But it was gone by last Friday, he said, just days after Hunter King, who owns the former concession stand that stood for years at Fairfield's Southport Beach, apparently moved it once again to another location.
Since last summer, the stand has been hauled to several properties here and in Fairfield -- usually without the permission of the property owner -- and then been forced to move to yet another site.
In the process, King has been cited several times by police for abandoning a motor vehicle -- the stand sits atop a flat-bed trailer -- and has also been issued infractions for simple trespassing.
The most recent charges were filed by Westport police came in late December when it was determined that King didn't have permission to put the shack behind the stores located at 1800 Post Road East.
"The trailer and shack have been known to this department for several months due to numerous complaints," states the police report, dated Dec. 29.
It said the shack had also been left "on town property for [an] extended amount of time without permission" by King, resulting in King being cited for abandoning a motor vehicle.
Before that, police said, King had deposited the shack behind a business, Rogers Septic Tanks, on Post Road East without permission from the owner.
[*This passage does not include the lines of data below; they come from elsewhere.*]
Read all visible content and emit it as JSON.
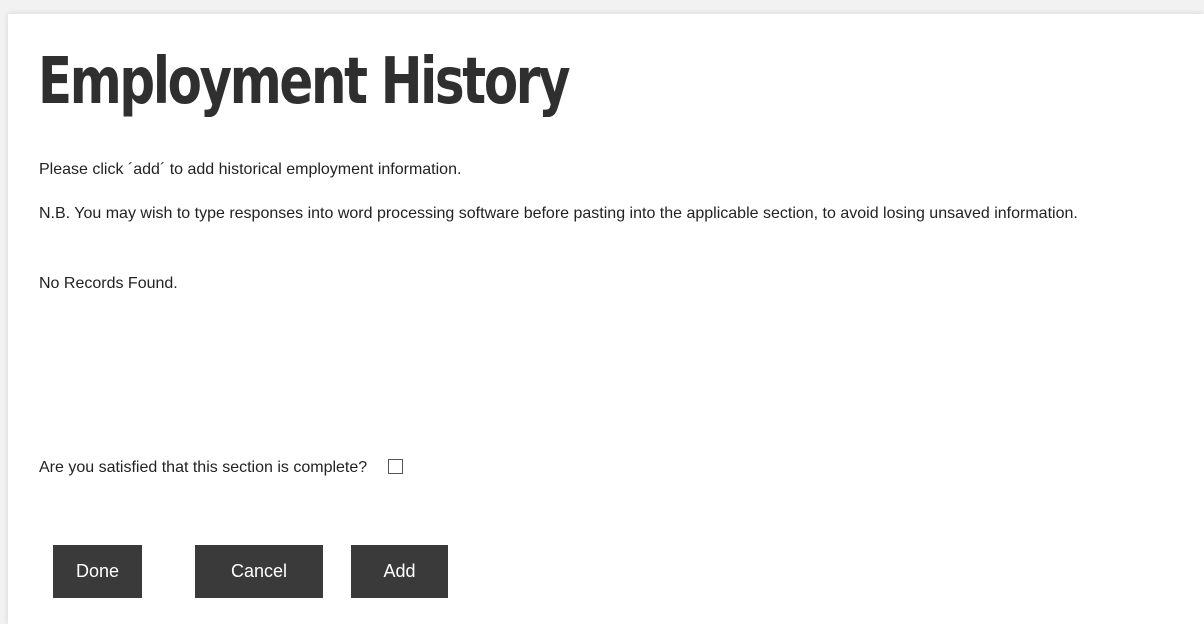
{
  "page": {
    "title": "Employment History",
    "instruction": "Please click ´add´ to add historical employment information.",
    "note": "N.B. You may wish to type responses into word processing software before pasting into the applicable section, to avoid losing unsaved information.",
    "no_records": "No Records Found.",
    "completion_question": "Are you satisfied that this section is complete?",
    "completion_checked": false
  },
  "actions": {
    "done_label": "Done",
    "cancel_label": "Cancel",
    "add_label": "Add"
  },
  "colors": {
    "title": "#2f2f2f",
    "button_bg": "#3a3a3a",
    "button_text": "#ffffff",
    "background": "#ffffff"
  }
}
It said not only had it been stored there "for an extended period of time against the will of the owner," it also hampered the company's snow removal efforts after a storm.
In that matter, King was cited for simple trespass and two counts of abandoning a motor vehicle.
Most recently, police contacted the company run by the shopping center owner and spoke with a company representative, Annie Raab.
She said that King had tried to contact the owner to ask for permission to leave the shack behind the Post Road East buildings.
Raab, who could not be reached for comment Friday, told police the owner didn't want the shack on the property.
Police then contacted King at his business, the Red Hen restaurant at the Westport Inn, about the complaint.
King "acknowledged that he did not have permission" to leave the shack and trailer he uses to transport it at either location -- the septic tank business and the shopping center -- according to the police report..
"He said he was currently in the process of moving" the concession shack to a location in Weston, the report states.
King could not be reached Friday for comment, but it was not immediately known he has moved the shack now.
The wooden concession stand, which was washed from its Southport Beach site by the surge from Superstorm Sandy in October 2012, has been at the center of a months-long, controversial odyssey. King has been struggling to find a spot for the shack while he tried to work out a deal with Fairfield officials to bring the stand back to Southport Beach.
King purchased the stand from the town of Fairfield for $450 and had hoped to repair it and bring it up to Federal Emergency Management Agency standards for temporary buildings and then use it as a mobile concession at Southport Beach this coming season. But Fairfield officials have vowed that will never happen.
Officials have issued a request for proposals from vendor candidates to offer mobile concession services at Southport and Sasco beaches, and one of the criterion is that the be brought to and from the beach each day.
When Fairfield rejected King's pleas to let him keep the concession stand at Southport Beach, and issued a demolition order for the structure in June, King's search for a permanent home for the stand began.
And, it appears, that quest continues.